In recent years, nanotechnology has emerged as a revolutionary field that promises to transform various industries, including the food sector. Its potential to enhance food quality, safety, and shelf life is garnering significant attention from researchers, manufacturers, and consumers alike. This article delves into the world of nanotechnology food products, exploring their benefits, applications, and impact on the food industry. Enhanced Nutritional Value: One of the key advantages of incorporating nanotechnology into food production is the potential to enhance nutritional value. Nanoparticles can be used to encapsulate nutrients and release them strategically, ensuring greater bioavailability and absorption in the human body. This has immense implications for combating nutrient deficiencies and improving overall public health.
Examples include iron nanoparticles to combat iron deficiency anemia and Vitamin D nanoparticles for addressing deficiency in sunlight-deprived regions. Improved Shelf Life and Food Safety: Another area where nanotechnology has made significant strides is in extending the shelf life of perishable food products. Nano-packaging materials with antimicrobial properties prevent the growth of bacteria, fungi, and other pathogens, increasing the product’s longevity. Additionally, nanosensors embedded in packaging can detect spoilage gases, allowing for early detection and reduction of food waste. This not only benefits consumers but also helps reduce the environmental impact associated with food production. Enhanced Sensory Experience: Nanotechnology can elevate the sensory experience of consuming food products. For example, nanoparticles can modify the texture, taste, and aroma of food, leading to the creation of novel culinary experiences.

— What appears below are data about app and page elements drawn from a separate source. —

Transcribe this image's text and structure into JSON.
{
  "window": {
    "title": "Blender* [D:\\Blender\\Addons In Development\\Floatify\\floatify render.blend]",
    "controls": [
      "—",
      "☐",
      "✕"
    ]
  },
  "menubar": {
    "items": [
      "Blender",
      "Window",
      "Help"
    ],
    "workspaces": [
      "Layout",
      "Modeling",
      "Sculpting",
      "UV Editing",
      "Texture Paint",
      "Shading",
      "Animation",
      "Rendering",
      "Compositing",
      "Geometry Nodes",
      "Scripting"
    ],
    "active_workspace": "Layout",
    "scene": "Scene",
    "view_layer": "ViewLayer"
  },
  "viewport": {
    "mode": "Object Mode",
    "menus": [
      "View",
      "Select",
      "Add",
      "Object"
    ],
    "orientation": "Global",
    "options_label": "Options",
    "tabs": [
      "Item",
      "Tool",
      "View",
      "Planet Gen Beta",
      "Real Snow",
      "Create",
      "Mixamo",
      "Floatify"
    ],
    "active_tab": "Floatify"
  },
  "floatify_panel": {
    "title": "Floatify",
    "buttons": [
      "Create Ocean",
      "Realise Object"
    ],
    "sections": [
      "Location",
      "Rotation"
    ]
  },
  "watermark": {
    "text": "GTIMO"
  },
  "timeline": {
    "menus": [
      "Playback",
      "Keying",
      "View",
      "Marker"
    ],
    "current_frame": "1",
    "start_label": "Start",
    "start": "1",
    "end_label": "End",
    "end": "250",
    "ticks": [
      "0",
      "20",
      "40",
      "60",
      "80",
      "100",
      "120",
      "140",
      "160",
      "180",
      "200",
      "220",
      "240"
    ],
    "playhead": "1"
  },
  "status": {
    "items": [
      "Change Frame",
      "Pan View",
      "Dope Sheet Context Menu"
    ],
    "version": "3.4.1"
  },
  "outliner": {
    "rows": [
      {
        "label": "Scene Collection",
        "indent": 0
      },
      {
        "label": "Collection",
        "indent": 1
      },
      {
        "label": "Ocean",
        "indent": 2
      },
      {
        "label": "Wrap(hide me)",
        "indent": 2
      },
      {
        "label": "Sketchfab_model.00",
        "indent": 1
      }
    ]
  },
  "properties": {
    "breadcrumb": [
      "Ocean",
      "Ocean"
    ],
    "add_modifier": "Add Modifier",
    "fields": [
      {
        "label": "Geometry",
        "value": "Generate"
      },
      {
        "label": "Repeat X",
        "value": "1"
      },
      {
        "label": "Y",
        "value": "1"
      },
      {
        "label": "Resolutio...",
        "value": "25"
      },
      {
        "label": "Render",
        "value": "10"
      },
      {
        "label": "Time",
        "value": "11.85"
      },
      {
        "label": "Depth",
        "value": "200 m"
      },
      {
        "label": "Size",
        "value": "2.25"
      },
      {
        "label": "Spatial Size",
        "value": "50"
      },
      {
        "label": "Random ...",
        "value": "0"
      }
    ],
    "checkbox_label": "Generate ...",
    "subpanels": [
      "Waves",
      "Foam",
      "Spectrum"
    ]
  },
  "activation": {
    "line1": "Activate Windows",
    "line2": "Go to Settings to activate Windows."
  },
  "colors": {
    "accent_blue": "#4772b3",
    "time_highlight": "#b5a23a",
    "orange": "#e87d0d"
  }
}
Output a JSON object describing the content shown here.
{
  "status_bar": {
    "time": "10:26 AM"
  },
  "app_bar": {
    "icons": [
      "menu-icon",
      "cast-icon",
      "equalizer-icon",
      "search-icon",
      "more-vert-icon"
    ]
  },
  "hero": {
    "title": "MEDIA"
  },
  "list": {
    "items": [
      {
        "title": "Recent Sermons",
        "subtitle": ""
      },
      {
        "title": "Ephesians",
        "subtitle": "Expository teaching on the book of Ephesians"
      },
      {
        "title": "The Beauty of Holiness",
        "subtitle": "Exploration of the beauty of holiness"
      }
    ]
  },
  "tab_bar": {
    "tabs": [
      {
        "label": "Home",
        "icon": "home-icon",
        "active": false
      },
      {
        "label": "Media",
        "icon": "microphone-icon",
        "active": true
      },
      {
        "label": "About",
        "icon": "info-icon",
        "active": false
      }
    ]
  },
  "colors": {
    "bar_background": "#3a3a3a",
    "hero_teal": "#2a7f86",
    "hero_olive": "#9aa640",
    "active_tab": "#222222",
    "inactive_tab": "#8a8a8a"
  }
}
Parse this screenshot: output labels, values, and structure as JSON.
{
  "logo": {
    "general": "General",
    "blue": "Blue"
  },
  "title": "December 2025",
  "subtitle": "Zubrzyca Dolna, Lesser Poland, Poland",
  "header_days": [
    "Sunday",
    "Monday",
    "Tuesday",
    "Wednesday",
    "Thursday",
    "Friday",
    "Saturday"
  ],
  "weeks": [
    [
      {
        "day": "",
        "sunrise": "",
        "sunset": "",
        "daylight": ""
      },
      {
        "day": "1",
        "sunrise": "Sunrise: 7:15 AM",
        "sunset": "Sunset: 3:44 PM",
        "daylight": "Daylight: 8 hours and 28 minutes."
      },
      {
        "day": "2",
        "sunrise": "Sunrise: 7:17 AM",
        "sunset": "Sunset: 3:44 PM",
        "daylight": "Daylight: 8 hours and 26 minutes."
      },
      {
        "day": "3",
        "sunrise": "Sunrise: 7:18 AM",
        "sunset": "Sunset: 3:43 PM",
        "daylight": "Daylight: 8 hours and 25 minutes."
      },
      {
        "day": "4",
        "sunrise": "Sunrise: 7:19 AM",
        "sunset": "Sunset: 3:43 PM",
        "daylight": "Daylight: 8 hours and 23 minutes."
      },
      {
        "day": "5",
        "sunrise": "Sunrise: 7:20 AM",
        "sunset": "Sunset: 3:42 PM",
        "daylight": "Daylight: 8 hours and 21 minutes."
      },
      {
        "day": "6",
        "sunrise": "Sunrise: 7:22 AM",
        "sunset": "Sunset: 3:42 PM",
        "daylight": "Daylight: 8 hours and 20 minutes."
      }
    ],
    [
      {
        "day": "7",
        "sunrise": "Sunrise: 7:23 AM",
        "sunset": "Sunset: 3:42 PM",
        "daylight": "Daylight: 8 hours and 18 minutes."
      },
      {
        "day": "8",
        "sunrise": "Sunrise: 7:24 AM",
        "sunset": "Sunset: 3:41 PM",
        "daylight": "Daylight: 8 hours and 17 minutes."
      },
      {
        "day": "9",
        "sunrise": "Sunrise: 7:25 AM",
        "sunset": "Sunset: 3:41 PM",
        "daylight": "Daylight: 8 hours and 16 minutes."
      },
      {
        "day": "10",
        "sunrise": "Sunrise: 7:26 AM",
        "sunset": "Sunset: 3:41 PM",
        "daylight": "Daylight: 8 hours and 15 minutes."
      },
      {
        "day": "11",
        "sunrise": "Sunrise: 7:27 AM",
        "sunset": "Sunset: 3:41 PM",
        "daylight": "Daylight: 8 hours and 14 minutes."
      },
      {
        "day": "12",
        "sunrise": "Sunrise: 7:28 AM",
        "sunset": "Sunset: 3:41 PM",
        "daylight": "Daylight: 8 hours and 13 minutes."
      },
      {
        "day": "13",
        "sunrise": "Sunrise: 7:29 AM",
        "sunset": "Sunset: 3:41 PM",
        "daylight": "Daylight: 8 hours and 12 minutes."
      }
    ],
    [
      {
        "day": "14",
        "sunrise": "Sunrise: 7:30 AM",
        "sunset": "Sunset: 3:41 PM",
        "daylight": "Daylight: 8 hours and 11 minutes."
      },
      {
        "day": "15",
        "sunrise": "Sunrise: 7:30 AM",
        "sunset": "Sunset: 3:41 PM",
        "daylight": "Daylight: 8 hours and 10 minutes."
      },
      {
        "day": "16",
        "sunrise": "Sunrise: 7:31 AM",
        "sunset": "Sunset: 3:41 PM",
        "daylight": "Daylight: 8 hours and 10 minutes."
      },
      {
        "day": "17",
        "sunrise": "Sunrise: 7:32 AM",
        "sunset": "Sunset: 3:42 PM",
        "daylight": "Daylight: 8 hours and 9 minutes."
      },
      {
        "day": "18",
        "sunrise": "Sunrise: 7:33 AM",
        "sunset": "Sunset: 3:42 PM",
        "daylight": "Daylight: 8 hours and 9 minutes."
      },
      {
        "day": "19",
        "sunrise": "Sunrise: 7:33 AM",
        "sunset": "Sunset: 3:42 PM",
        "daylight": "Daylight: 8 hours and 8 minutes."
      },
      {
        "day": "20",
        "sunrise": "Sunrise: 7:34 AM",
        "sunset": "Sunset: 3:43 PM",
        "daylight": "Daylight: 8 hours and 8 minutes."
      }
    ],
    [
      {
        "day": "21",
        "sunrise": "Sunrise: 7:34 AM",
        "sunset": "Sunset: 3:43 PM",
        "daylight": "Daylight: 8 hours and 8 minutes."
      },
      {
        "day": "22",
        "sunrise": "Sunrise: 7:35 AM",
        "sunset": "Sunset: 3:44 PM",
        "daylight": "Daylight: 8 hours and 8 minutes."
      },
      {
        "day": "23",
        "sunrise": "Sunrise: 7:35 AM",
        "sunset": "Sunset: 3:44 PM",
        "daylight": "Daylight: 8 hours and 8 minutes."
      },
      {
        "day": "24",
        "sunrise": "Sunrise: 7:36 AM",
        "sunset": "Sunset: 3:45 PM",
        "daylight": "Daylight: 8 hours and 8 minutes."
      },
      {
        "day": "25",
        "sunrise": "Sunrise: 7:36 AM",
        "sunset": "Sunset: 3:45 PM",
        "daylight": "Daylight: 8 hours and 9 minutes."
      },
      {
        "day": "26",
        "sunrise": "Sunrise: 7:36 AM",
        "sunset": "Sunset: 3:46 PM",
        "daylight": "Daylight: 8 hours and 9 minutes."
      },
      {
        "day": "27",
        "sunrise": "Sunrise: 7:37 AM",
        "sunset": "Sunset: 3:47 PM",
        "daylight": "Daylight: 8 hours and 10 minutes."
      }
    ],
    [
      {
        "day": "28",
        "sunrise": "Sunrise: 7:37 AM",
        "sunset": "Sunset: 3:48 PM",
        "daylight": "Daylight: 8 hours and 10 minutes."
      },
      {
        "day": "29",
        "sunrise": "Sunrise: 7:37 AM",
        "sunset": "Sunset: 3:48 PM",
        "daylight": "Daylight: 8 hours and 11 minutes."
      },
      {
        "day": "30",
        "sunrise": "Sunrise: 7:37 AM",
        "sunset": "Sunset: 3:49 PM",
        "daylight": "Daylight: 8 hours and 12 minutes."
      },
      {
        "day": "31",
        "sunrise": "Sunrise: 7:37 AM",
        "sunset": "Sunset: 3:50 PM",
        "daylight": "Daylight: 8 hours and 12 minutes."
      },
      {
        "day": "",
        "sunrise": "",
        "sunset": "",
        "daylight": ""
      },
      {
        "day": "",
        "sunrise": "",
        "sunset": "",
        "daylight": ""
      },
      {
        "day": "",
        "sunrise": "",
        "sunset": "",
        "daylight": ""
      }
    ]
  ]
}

Nanoscale emulsions can improve the mouthfeel of beverages, while nanoencapsulation can protect fragile flavor compounds and release them gradually, enhancing the taste and smell of food. Challenges and Considerations: While the potential benefits of nanotechnology in the food industry are substantial, there are ethical, regulatory, and safety considerations that need to be addressed. The potential risks associated with the ingestion of nanoparticles are still not fully understood, warranting thorough investigation and adherence to strict safety standards. Additionally, the transparency and labeling of nanotechnology food products should be ensured to maintain consumer trust and facilitate informed choices. Consumer Perception and Acceptance: The successful integration of nanotechnology into the food industry relies on consumer perception and acceptance.
It is crucial to engage in transparent and open communication with the public, educating them about the benefits, safety measures, and regulatory frameworks in place. Building trust through comprehensive research, clear labeling, and effective communication is paramount to reap the full potential of nanotechnology in food production. Conclusion: Nanotechnology is poised to revolutionize the food industry, offering a myriad of benefits ranging from enhanced nutritional value and extended shelf life to improved sensory experiences. While significant progress has been made, challenges related to safety, regulation, and consumer perception remain. By fostering collaboration between stakeholders, prioritizing research, and implementing robust regulatory frameworks, we can harness the vast potential of nanotechnology for a sustainable and prosperous future in the world of food production.